- [Problem statement]: Within the listing below, how many lines contain the word "done"? Answer with the number only.

════════════════

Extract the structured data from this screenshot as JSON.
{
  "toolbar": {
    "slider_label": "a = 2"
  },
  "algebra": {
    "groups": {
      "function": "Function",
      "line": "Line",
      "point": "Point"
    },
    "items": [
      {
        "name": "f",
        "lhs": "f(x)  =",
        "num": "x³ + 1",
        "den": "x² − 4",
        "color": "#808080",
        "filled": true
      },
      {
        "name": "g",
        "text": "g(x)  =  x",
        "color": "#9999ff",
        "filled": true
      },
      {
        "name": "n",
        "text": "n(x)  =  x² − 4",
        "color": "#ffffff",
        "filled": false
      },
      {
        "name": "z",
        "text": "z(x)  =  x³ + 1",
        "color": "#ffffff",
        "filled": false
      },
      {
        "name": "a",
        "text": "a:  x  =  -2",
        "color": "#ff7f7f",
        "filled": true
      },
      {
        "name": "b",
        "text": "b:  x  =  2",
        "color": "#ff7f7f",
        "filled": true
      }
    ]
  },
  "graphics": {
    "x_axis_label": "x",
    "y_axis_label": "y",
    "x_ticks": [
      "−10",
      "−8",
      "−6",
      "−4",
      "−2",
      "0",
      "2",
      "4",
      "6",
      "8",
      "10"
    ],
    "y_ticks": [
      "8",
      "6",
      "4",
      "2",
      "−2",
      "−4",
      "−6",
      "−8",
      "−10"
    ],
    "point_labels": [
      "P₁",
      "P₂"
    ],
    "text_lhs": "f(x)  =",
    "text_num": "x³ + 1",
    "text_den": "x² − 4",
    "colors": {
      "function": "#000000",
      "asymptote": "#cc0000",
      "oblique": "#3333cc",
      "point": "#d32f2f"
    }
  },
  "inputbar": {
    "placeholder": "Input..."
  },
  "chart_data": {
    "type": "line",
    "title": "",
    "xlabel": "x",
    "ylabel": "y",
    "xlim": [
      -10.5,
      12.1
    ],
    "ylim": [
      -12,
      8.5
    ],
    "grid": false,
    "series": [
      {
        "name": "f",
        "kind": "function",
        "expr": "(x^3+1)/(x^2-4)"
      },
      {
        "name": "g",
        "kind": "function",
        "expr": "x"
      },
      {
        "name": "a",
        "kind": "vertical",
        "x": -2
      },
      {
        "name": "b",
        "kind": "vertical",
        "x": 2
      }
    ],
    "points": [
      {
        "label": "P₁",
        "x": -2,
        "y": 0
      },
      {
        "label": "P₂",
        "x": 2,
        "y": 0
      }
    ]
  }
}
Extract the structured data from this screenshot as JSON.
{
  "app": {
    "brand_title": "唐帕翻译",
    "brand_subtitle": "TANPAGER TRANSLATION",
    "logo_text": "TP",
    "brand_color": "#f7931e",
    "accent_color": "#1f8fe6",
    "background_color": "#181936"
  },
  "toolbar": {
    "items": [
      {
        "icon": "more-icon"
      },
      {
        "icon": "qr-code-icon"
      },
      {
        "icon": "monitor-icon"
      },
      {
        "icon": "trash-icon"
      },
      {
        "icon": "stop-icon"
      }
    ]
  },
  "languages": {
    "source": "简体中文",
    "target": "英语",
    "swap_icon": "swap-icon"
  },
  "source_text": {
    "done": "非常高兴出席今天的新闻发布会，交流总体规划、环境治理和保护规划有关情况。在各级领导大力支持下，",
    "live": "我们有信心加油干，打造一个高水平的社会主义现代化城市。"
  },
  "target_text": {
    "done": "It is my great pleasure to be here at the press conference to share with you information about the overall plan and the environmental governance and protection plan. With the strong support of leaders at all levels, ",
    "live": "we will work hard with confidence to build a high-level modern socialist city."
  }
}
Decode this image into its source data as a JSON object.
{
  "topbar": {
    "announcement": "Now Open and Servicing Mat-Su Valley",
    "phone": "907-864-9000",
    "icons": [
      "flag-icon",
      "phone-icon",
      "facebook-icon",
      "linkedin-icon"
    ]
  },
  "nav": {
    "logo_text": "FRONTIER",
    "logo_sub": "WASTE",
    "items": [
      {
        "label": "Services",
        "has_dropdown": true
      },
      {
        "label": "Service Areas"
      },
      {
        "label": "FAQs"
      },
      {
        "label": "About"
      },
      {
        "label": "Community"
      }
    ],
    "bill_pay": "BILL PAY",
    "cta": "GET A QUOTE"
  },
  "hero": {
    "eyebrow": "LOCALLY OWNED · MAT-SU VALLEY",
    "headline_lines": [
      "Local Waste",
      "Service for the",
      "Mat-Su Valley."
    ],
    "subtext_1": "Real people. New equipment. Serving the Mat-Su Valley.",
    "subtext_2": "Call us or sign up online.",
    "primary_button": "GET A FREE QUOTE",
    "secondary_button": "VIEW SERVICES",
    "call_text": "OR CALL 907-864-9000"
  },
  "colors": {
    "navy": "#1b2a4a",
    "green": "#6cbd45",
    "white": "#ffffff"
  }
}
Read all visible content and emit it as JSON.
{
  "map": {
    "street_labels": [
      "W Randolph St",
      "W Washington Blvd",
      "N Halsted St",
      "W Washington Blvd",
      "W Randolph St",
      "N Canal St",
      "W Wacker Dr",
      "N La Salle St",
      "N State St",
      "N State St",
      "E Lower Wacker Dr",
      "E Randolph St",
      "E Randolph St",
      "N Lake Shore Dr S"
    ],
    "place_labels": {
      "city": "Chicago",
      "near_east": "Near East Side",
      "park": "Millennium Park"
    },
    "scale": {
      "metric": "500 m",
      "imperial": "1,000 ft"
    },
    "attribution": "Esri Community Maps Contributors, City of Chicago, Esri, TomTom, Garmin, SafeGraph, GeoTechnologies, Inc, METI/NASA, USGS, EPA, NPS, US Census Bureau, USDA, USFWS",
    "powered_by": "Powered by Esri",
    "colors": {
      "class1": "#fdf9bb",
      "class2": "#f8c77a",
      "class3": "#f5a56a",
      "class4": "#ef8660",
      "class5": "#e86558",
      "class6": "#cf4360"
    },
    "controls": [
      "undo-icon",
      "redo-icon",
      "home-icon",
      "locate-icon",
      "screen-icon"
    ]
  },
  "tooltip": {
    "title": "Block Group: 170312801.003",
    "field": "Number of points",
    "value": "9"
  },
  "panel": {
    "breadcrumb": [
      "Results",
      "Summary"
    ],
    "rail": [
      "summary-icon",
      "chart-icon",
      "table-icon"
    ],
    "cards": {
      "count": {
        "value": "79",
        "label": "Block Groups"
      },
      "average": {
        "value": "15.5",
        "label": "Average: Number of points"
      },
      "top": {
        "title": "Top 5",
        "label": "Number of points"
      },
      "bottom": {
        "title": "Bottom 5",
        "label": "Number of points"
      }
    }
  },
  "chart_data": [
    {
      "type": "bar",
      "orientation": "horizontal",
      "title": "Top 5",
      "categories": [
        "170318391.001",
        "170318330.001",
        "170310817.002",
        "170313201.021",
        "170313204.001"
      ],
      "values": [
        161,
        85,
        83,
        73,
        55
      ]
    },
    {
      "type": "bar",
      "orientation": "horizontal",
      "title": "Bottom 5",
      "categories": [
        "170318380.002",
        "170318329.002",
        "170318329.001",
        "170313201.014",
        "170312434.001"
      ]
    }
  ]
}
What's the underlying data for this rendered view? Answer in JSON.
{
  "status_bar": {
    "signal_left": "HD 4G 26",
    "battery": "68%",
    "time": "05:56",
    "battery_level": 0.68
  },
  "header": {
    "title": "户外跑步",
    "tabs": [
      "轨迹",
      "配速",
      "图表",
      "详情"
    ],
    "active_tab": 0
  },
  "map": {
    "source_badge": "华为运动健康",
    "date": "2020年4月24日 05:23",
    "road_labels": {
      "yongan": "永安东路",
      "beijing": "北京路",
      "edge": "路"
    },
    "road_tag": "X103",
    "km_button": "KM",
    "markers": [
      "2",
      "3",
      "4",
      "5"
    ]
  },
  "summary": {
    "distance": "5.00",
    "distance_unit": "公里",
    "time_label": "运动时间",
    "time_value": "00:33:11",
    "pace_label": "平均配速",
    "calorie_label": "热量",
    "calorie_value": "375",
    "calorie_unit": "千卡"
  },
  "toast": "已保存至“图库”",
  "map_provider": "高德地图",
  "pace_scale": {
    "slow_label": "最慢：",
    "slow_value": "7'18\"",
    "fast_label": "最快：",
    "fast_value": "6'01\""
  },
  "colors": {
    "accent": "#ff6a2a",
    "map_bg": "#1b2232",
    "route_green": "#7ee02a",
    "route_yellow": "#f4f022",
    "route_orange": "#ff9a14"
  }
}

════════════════

- [Answer]: 2